- Excellent breeding system
- Fun mechanics
- Lots to unlock
- Unlock progression scaling
- Short game play
- Not many avenues for income
AquaCulture Land is the new Simulation fishing adventure on Steam now for $9.99. You’ll breed fish, maint the habitats they live in, and do everything a successful fish farm requires to flourish your business. You visit their Steam store page at https://store.steampowered.com/app/858630/Aquaculture_Land/.
Graphics and Styling
The styling choice in AquaCulture Land is a new age style pixel art. Bright colors, clean lines, and overall vibrant styling are all present characteristics of the styling.
The overall design works very well for the intended purpose of the game. It looks good enough to be enjoyable but isn’t overbearing, causing to much clutter and confusion. Even when you have your entire farm filled with ponds and attractions, the simple design still allows you to know what is going on with every pond.
AquaCulture Land Gameplay
The gameplay is AquaCulture Land revolves around creating, maintaining, and keeping your fish ponds in working order. The game begins as most sims do, given a desolate plot of land, your task is to breathe life into the property.
The main attraction in AquaCulture Land is breeding fish, on contracts, and selling them for profit. Each contract specifies a breed of fish and a specific amount. Once completed, you can turn in your contracts to collect the bounty. This aspect of the game was straight forward. As you advance further and turn in more contracts, you unlock more breeds and higher-level contracts. While the system works and does what it should, it got old rather quick. I would have loved to see more options for income generation other than the contracts and fish ponds.
The progression in AquaCulter Land was probably my biggest issue with the game. As you turn in contracts and gain experience, and you gain access to more tools and better equipment. Each of these upgrades provides a different purpose, whether it be more efficient aeration, better water filtering, or higher power generation.

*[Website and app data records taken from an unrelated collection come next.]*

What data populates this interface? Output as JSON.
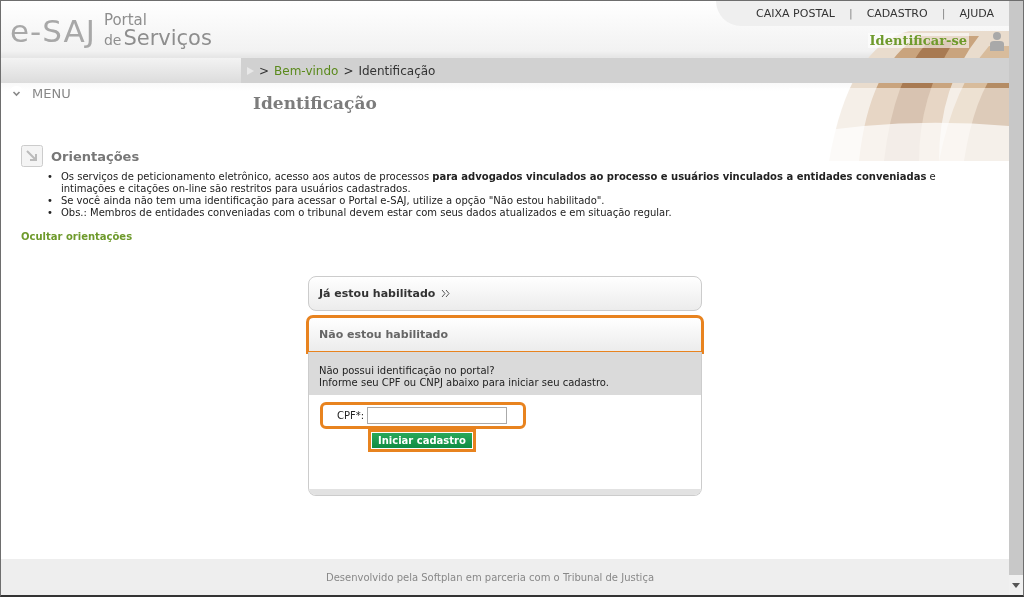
{
  "header": {
    "logo": {
      "mark": "e-SAJ",
      "line_1": "Portal",
      "line_2_prefix": "de",
      "line_2": "Serviços"
    },
    "top_links": [
      {
        "kind": "link",
        "text": "CAIXA POSTAL"
      },
      {
        "kind": "separator",
        "text": "|"
      },
      {
        "kind": "link",
        "text": "CADASTRO"
      },
      {
        "kind": "separator",
        "text": "|"
      },
      {
        "kind": "link",
        "text": "AJUDA"
      }
    ],
    "login": "Identificar-se",
    "breadcrumb": [
      {
        "kind": "separator",
        "text": ">"
      },
      {
        "kind": "link",
        "text": "Bem-vindo"
      },
      {
        "kind": "separator",
        "text": ">"
      },
      {
        "kind": "current",
        "text": "Identificação"
      }
    ],
    "menu": "MENU",
    "page_title": "Identificação"
  },
  "guidance": {
    "title": "Orientações",
    "items": [
      {
        "bullet": "•",
        "text": "Os serviços de peticionamento eletrônico, acesso aos autos de processos **para advogados vinculados ao processo e usuários vinculados a entidades conveniadas** e intimações e citações on-line são restritos para usuários cadastrados."
      },
      {
        "bullet": "•",
        "text": "Se você ainda não tem uma identificação para acessar o Portal e-SAJ, utilize a opção \"Não estou habilitado\"."
      },
      {
        "bullet": "•",
        "text": "Obs.: Membros de entidades conveniadas com o tribunal devem estar com seus dados atualizados e em situação regular."
      }
    ],
    "hide_link": "Ocultar orientações"
  },
  "panels": [
    {
      "title": "Já estou habilitado",
      "expanded": false,
      "highlighted": false
    },
    {
      "title": "Não estou habilitado",
      "expanded": true,
      "highlighted": true,
      "message": [
        "Não possui identificação no portal?",
        "Informe seu CPF ou CNPJ abaixo para iniciar seu cadastro."
      ],
      "field": {
        "label": "CPF*:",
        "highlighted": true
      },
      "button": {
        "label": "Iniciar cadastro",
        "highlighted": true
      }
    }
  ],
  "footer": "Desenvolvido pela Softplan em parceria com o Tribunal de Justiça"
}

That in itself was a great feature, and I enjoyed unlocking new tools. However, the issue is the rate at which upgrades scale to the rest of your farm.
After around 3 hours of game time, I had a massive spawling fish farm, which was raking in millions of dollars. I had maxed out fish breeding, and I’ll talk more about this soon. I had millions of dollars in reserve, my fish farms where all completely self-sustained and had perfect stats. However, I still had many levels to gain to unlock everything. So my issue is that I was able to max out my farm have perfectly balanced ponds where all my fish were happy, basically making grinding for further upgrades a bit irrelevant. Personally, I would have loved to see the earlier equipment nerfed, making the further unlocks required and perhaps making giant spawling farms a bit harder to achieve.
On the flip side, I love the addition of fish breeding and customization. Throughout the game, you get breeding points that can be used towards breeding fish and increasing their base stats. Doing so allows you to create “new breeds” of fish that do everything from increasing yield, increasing profit per fish, and faster growing times. This allowed for a ton of customization and how your farm runs. Since points are somewhat challenging to get, it drove us into hyper-specialization into certain breeds of fish. I loved this and thought it added a ton of depth to the game.
One final thing I wanted to touch on that I only briefly mentioned before was the ability to create fishing ponds. While the main attraction and money generation in the game is breeding and selling fish. You also can dedicate some ponds to fishing ponds where visitors can visit and pay you money to fish. This allowed you to turn your fish farm into a tourist attraction and earn money via another channel. You unlock the ability to convert farms into ponds later and can only convert a couple to start, but as you progress, you unlock the ability to convert more and more farms to ponds.
AquaCulture Land is a game that anybody who enjoys sim games is sure to love. Currently, there isn’t a ton of content in the game, and I expect most people can get five to ten hours of gameplay. Some of this can be alleviated, I feel, by the developers hampering early game progression and making unlocks more valuable. The game is early access, so I’m sure more features are coming. Pricing wise at just under $10 the game is a good fit for the amount of current in-game content. If you are a fan of casual sim games, I would definitely recommend adding this game to your Steam library.